(Website and app data records)
----

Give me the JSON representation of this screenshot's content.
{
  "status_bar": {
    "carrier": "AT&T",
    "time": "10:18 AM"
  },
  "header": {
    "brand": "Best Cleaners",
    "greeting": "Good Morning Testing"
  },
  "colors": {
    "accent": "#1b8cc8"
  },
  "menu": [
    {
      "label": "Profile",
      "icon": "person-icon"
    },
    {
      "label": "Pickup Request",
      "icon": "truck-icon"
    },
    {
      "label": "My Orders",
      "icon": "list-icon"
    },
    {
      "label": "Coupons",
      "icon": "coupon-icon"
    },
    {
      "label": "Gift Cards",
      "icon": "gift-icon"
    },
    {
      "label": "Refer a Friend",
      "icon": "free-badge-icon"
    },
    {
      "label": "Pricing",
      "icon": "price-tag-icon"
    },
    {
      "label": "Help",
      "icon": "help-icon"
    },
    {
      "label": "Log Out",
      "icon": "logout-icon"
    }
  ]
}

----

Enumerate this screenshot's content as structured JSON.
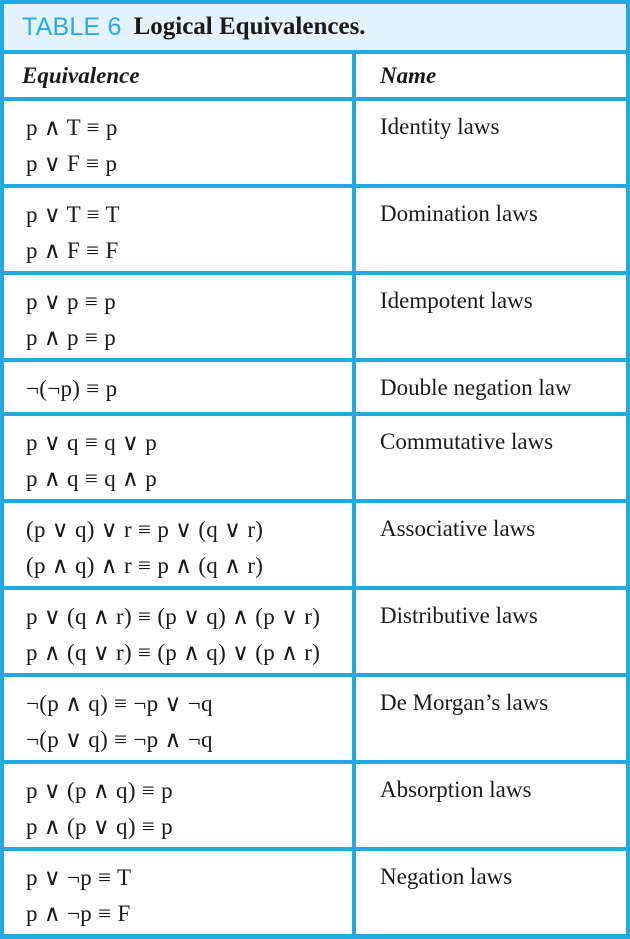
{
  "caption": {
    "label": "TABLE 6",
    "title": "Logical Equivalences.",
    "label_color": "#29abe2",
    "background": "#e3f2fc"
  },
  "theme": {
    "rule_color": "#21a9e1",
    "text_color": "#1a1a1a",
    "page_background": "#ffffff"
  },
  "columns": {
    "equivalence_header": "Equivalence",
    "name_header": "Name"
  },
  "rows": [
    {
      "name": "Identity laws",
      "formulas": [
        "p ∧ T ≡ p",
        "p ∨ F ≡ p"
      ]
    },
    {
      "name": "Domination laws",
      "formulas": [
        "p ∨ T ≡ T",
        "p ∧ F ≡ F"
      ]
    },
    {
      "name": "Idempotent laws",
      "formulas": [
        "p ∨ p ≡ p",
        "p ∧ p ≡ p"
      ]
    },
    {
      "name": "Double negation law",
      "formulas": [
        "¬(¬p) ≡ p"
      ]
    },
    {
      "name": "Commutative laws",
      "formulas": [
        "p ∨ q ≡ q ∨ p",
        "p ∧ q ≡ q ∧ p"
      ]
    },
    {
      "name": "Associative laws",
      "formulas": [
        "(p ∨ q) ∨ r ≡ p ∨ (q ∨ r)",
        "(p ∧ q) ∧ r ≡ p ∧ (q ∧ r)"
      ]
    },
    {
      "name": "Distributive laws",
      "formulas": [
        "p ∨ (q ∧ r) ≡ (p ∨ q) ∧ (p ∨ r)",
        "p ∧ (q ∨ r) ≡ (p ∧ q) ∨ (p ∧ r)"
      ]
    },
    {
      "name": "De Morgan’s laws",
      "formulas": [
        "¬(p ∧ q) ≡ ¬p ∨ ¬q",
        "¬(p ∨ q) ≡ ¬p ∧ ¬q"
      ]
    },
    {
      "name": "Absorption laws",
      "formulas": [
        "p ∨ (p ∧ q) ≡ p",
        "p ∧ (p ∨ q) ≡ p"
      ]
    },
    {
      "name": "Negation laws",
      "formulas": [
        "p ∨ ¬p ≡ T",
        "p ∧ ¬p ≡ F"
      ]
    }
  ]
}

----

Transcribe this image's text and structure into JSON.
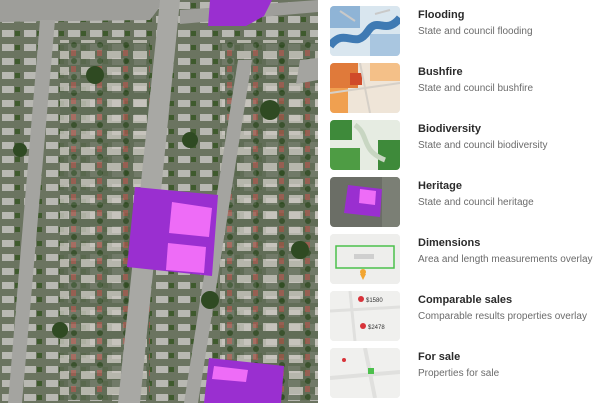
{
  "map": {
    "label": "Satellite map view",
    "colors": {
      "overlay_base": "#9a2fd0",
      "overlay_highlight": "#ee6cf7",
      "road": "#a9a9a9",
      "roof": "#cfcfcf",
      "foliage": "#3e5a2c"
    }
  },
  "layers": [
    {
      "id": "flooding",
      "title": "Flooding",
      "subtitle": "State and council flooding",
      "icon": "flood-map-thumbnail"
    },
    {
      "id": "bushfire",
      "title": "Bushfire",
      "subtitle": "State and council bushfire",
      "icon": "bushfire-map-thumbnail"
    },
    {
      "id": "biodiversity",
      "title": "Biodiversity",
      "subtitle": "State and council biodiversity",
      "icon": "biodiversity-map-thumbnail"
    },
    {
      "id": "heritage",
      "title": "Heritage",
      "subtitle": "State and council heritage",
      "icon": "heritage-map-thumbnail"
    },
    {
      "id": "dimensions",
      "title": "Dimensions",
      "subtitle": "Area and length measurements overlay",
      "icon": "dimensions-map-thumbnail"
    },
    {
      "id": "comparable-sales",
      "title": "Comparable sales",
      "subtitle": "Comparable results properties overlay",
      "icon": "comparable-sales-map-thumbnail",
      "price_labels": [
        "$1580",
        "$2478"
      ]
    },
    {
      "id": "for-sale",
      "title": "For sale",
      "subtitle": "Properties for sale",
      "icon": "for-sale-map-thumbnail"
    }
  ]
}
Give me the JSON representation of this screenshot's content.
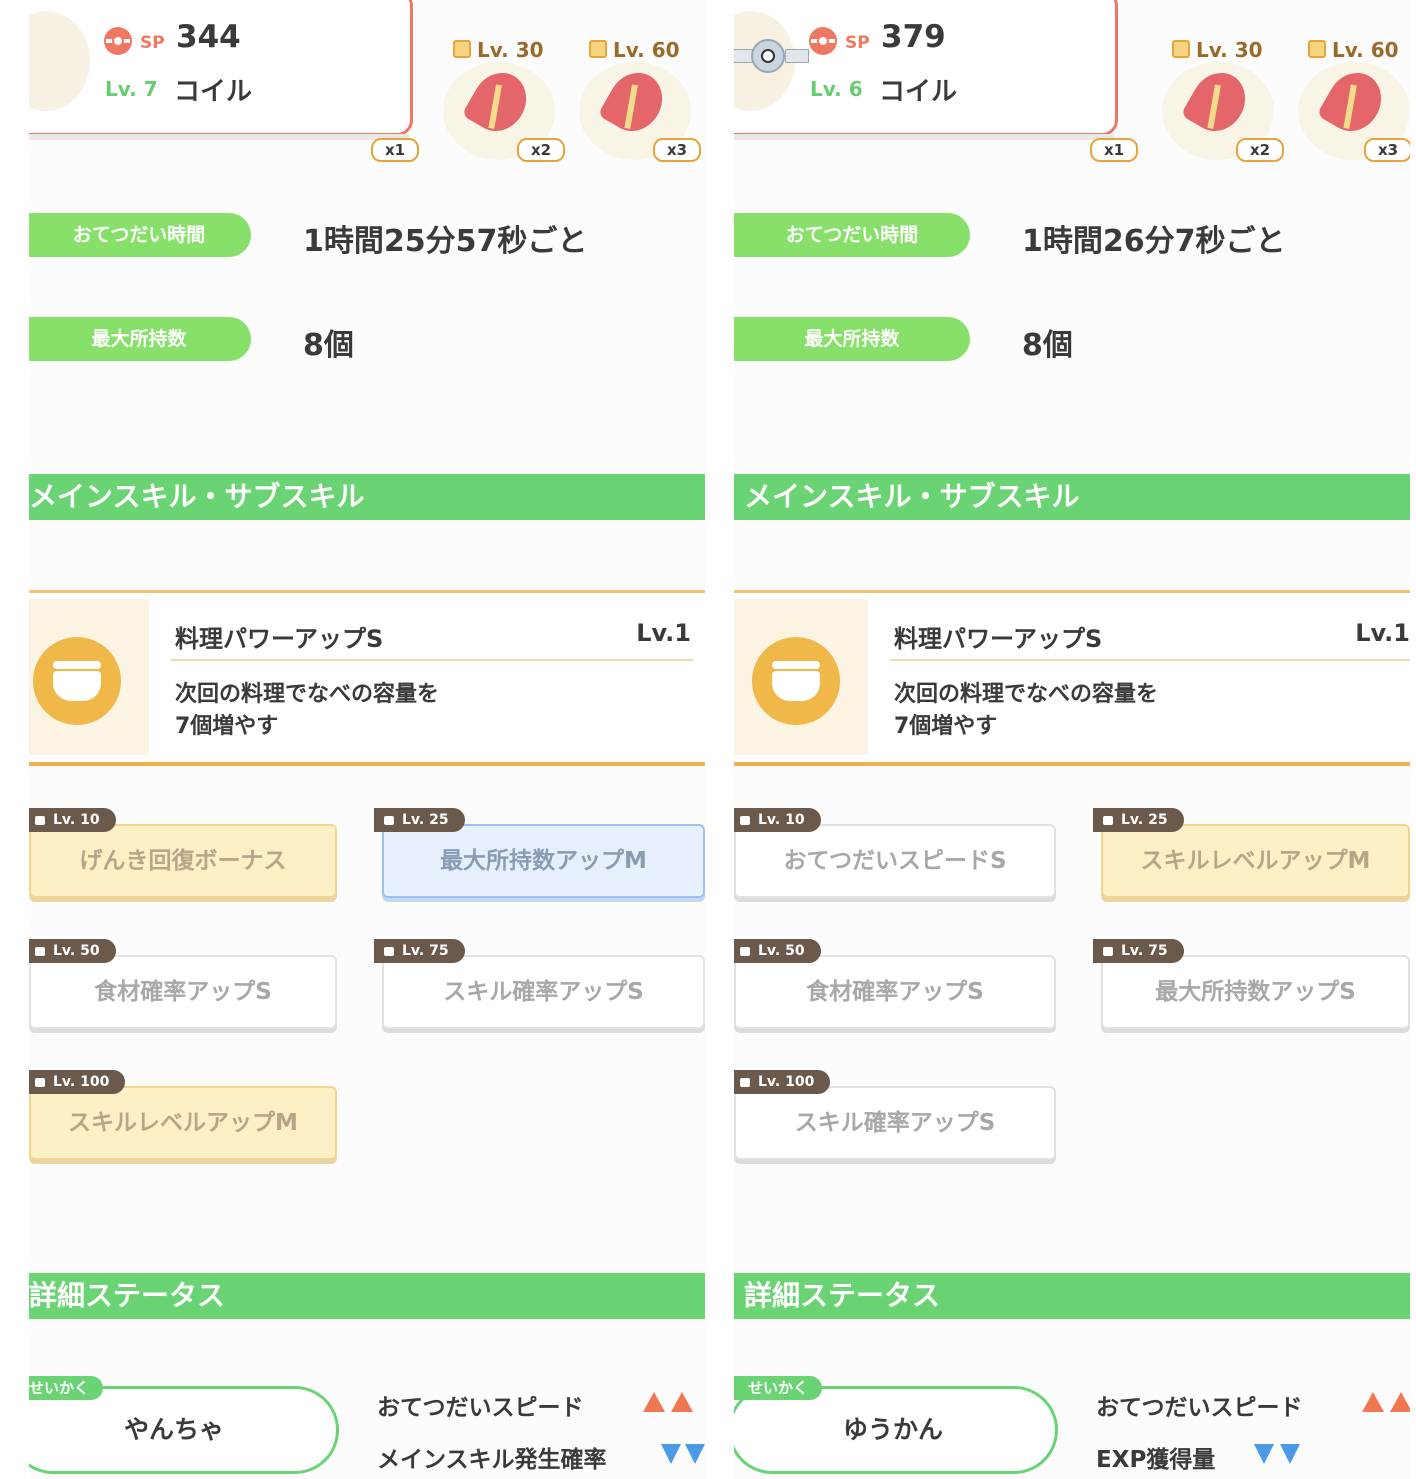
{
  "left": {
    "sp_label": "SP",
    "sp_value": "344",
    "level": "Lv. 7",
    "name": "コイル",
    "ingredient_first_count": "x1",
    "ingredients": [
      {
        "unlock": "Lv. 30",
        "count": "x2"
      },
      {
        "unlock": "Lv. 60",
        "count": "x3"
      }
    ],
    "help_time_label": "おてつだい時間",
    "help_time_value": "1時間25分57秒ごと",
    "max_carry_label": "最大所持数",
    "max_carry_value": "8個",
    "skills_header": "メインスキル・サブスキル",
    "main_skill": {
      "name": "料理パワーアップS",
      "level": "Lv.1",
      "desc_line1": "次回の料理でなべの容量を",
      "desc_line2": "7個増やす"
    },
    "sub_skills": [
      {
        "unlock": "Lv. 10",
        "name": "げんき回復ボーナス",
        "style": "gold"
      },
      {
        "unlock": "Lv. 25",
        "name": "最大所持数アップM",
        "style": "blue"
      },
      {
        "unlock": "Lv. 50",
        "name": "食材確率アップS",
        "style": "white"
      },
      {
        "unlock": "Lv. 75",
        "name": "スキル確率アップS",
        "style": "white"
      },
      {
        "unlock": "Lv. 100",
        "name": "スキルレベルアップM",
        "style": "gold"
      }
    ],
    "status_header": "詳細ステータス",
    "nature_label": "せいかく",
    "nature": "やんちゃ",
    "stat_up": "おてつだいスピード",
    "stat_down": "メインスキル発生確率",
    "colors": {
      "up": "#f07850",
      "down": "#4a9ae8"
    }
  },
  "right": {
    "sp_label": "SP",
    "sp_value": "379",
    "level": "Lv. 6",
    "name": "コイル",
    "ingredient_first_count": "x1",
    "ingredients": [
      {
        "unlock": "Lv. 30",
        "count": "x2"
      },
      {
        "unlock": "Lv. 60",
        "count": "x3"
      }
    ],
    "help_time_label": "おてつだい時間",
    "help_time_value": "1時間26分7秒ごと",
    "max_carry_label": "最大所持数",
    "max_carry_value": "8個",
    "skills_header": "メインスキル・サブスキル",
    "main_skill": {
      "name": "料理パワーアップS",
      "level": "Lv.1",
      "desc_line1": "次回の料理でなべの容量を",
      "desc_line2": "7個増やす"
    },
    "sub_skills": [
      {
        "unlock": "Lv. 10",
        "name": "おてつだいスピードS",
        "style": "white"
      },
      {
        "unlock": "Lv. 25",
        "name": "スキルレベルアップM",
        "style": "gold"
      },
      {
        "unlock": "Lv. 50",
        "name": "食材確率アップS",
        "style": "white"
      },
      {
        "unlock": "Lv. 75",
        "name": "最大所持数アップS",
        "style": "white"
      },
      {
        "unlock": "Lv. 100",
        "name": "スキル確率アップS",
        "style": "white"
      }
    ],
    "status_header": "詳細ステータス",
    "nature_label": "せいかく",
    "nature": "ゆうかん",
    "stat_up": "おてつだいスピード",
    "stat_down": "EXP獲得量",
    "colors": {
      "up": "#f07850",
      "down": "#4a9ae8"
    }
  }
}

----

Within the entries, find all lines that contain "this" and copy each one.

● Answer to the exercise
Give me the JSON representation of this screenshot's content.
Enumerate this screenshot's content as structured JSON.
Transcribe this image's text and structure into JSON.
Give me the JSON representation of this screenshot's content.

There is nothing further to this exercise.